Growing up, it was the source of endless entertainment. My dad was the guru of shortcuts. He lived on an endless quest for the shortest route to all of the places to which he regularly drove. He was never satisfied with his latest discovery. He was always after a better, more timesaving route than the last one. My mom used to kid my dad that most of his shortcuts were in fact “longcuts.” I remember one thing my dad would say in his search for the shortest distance to wherever, “The shortest distance between two points is a straight line.”
Have you ever wondered what David means in Psalm 27:11 when he says, “Teach me your way, O Lord, lead me on a level (straight) path because of my enemies”?

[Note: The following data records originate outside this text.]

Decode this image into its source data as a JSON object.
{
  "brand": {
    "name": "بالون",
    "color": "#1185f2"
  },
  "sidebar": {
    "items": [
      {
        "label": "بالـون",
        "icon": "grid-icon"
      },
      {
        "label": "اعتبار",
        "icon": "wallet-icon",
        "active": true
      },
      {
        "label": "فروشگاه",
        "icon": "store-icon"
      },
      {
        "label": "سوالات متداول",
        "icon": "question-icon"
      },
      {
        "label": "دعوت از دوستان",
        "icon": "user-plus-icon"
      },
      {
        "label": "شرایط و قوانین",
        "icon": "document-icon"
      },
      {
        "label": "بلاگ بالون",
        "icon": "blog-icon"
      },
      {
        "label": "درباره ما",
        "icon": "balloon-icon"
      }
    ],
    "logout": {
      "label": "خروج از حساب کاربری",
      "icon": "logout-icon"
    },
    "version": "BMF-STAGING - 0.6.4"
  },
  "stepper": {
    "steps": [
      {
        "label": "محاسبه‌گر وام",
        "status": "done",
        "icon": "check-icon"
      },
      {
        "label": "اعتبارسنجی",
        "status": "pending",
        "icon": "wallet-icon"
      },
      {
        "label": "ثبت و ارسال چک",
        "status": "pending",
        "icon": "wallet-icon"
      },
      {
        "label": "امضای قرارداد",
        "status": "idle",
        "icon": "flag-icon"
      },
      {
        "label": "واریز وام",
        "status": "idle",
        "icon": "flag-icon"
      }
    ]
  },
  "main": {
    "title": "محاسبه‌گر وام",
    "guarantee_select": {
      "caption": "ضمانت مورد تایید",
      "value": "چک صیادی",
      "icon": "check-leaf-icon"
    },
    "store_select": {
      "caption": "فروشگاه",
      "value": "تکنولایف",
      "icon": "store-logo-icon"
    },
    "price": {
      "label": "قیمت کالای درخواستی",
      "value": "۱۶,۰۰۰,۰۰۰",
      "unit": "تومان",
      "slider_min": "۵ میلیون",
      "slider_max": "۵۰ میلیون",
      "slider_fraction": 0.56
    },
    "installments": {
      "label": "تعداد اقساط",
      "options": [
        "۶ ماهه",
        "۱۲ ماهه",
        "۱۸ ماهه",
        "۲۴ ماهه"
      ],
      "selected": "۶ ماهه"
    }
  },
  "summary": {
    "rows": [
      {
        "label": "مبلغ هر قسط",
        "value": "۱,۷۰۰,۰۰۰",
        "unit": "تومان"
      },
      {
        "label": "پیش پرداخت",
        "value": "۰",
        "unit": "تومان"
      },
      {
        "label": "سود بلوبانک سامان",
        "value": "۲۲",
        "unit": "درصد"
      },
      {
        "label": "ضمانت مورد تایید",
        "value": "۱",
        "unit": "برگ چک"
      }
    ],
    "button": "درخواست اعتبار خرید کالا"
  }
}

The life to which God has called us is the ultimate straight line. This line starts with dead rebels and ends with people alive and reformed into the likeness of God’s Son. The problem is that we all tend to have a “shortcut” mentality that leads us into “shortcut” problems. Our living is seldom a straight line. The paths that we think will be easier and better are often not better at all. They seldom end up being better routes to the life that God has designed for us to live.

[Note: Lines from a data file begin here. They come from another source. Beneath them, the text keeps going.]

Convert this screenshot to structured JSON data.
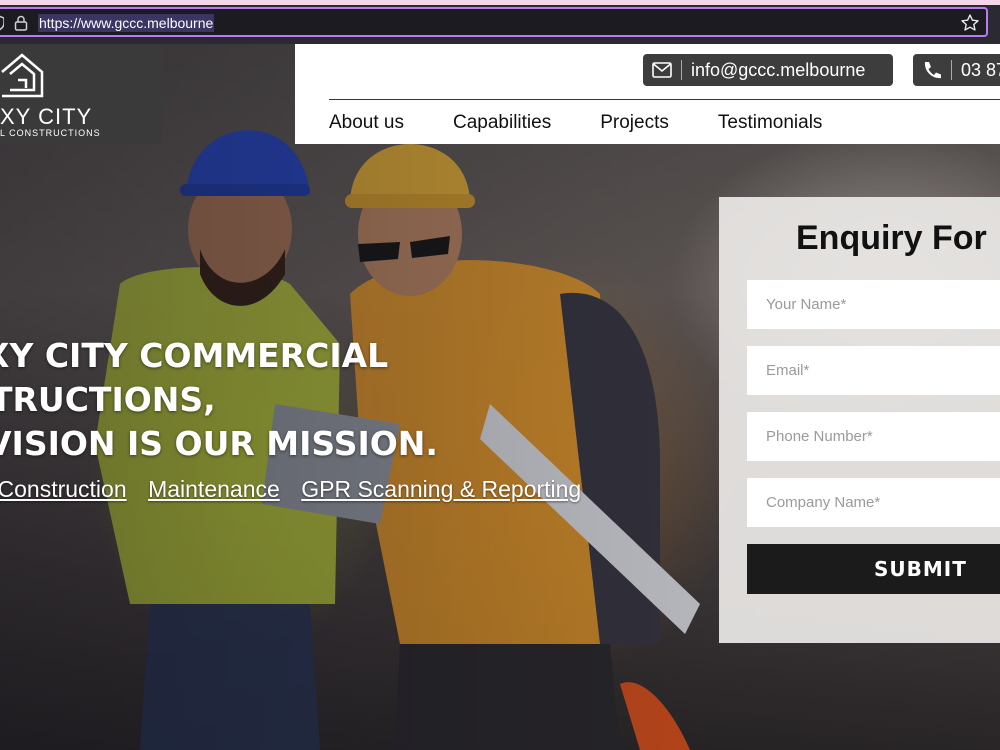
{
  "browser": {
    "url": "https://www.gccc.melbourne",
    "icons": [
      "shield-icon",
      "lock-icon",
      "star-icon"
    ]
  },
  "logo": {
    "title": "XY CITY",
    "subtitle": "L CONSTRUCTIONS"
  },
  "header": {
    "email": "info@gccc.melbourne",
    "phone": "03 87",
    "icons": [
      "mail-icon",
      "phone-icon"
    ],
    "nav": [
      "About us",
      "Capabilities",
      "Projects",
      "Testimonials"
    ]
  },
  "hero": {
    "title_lines": [
      "XY CITY COMMERCIAL",
      "TRUCTIONS,",
      "VISION IS OUR MISSION."
    ],
    "links": [
      "l Construction",
      "Maintenance",
      "GPR Scanning & Reporting"
    ]
  },
  "form": {
    "title": "Enquiry For",
    "fields": [
      {
        "placeholder": "Your Name*"
      },
      {
        "placeholder": "Email*"
      },
      {
        "placeholder": "Phone Number*"
      },
      {
        "placeholder": "Company Name*"
      }
    ],
    "submit_label": "SUBMIT"
  },
  "colors": {
    "accent_border": "#b87cf0",
    "contact_box": "#3d3d3d",
    "submit": "#1b1b1b"
  }
}
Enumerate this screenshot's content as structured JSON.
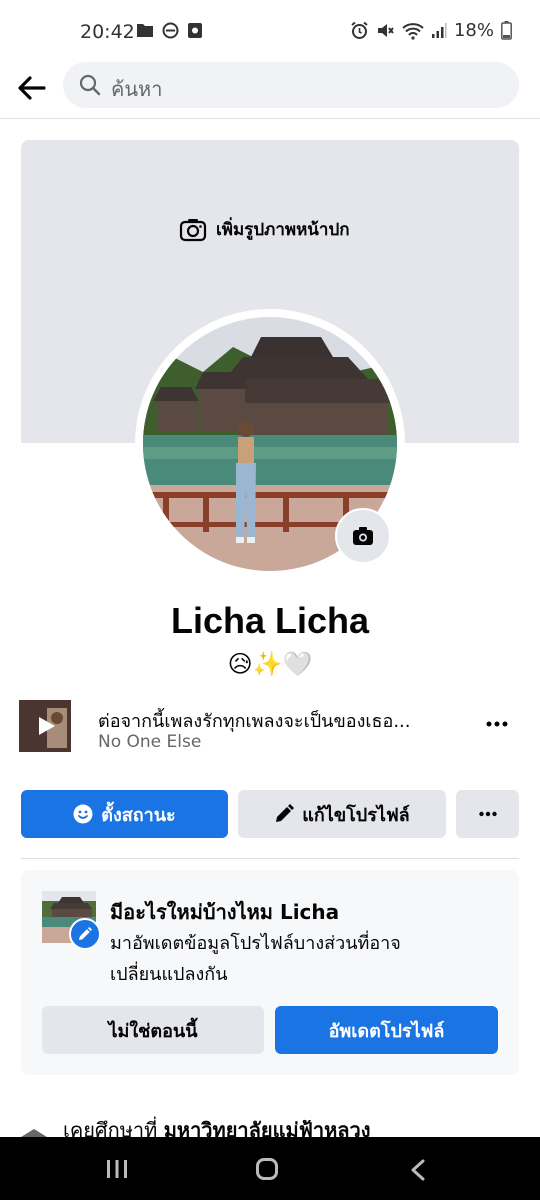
{
  "status_bar": {
    "time": "20:42",
    "battery": "18%"
  },
  "search": {
    "placeholder": "ค้นหา"
  },
  "cover": {
    "add_cover_label": "เพิ่มรูปภาพหน้าปก"
  },
  "profile": {
    "name": "Licha Licha",
    "bio": "😥✨🤍"
  },
  "music": {
    "title": "ต่อจากนี้เพลงรักทุกเพลงจะเป็นของเธอ...",
    "artist": "No One Else"
  },
  "actions": {
    "status_label": "ตั้งสถานะ",
    "edit_label": "แก้ไขโปรไฟล์"
  },
  "update_card": {
    "title": "มีอะไรใหม่บ้างไหม Licha",
    "text": "มาอัพเดตข้อมูลโปรไฟล์บางส่วนที่อาจเปลี่ยนแปลงกัน",
    "not_now_label": "ไม่ใช่ตอนนี้",
    "update_label": "อัพเดตโปรไฟล์"
  },
  "education": {
    "prefix": "เคยศึกษาที่ ",
    "school": "มหาวิทยาลัยแม่ฟ้าหลวง"
  },
  "colors": {
    "primary": "#1b74e4",
    "button_gray": "#e4e6eb",
    "cover_gray": "#e4e6eb"
  }
}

What seem to be better paths to us are actually self-oriented “long cuts” that actually take us away from where God wants us to be. Somehow, someway, we all take daily detours of thought and desire that move us off the straight path that God has placed us on by His grace. In magnificently patient, transforming love, He has redeemed us from the jungle of our rebellion, lust, autonomy, foolishness, and self-focus, and placed us on the narrow pathway of the grace of His Son. The problem is that we all tend to get tricked into taking detours that get us off God’s path and into trouble.
Our problem is twofold. First, we get diverted because we are impatient. The trip to where God is taking us is not an event; it’s a process. And the process isn’t easy. God’s road takes us through the heat of the sun, through storms and cold, through the dark of night, through loneliness and confusion. All of these things are under God’s control and are meant to change us as we journey. But we get tired and impatient and begin to convince ourselves that there is a better way. But that isn’t all.
We also get diverted because we are disloyal. Our hearts aren’t yet fully committed to God’s glory and His kingdom. So we don’t keep our eyes focused on the kingdom to come that is in front of us. No, we’re looking all around, still attracted to the shadow glories of creation, because we still carry around in us allegiance to the small-agenda purposes of the kingdom of self. So in our impatience and disloyalty, we see pathways that appear easier, more comfortable or that appear to offer us things that we haven’t found on God’s pathway, but these side-routes only ever lead to danger, destruction, and ultimately death.
There is no time when this temptation is more powerful than when we are facing difficulty. This is exactly what the verse we are considering recognizes. When you are being hammered by the enemy, it’s very tempting to debate within yourself as to whether God’s way is the best way. It starts with bad attitudes. Perhaps you begin to doubt God, doubt His goodness, and question His love. Perhaps you give way to anger, impatience, and irritation. Or maybe you begin to allow yourself to envy. You wonder why the guy next to you has such an easy route to walk, when yours is so hard.
These bad attitudes lead to bad habits. You quit praying because you reason that it doesn’t seem to be doing any good. You stop reading your Bible because those promises don’t seem to be coming true in your life. You quit attending your small group because you can’t stand to hear the stories of God’s love that others share, when your life is so hard. You even begin to give yourself reasons for missing the Sunday worship service, reasons you once wouldn’t have given yourself. Before too long, there is a coldness and distance in your relationship with God that would have shocked you in the early days of your journey. Your difficulty has deceived you into thinking that you have reason for wandering off God’s straight path, and your attitudes and habits have placed you on the dangerous side-paths of the kingdom of self.
So David’s prayer is an important request for all of us. All of us step off God’s path in some way, and all of us need restoring grace. Have you gotten off God’s straight path? Have you given yourself reason to take side-paths? How about praying, once again today, “Teach me your way, O Lord, and lead me on a level path”? Thankfully, our Savior Guide doesn’t leave us to our wandering. He relentlessly seeks us and places us back on His straight path, and for that, every son and daughter still on the journey should be deeply thankful.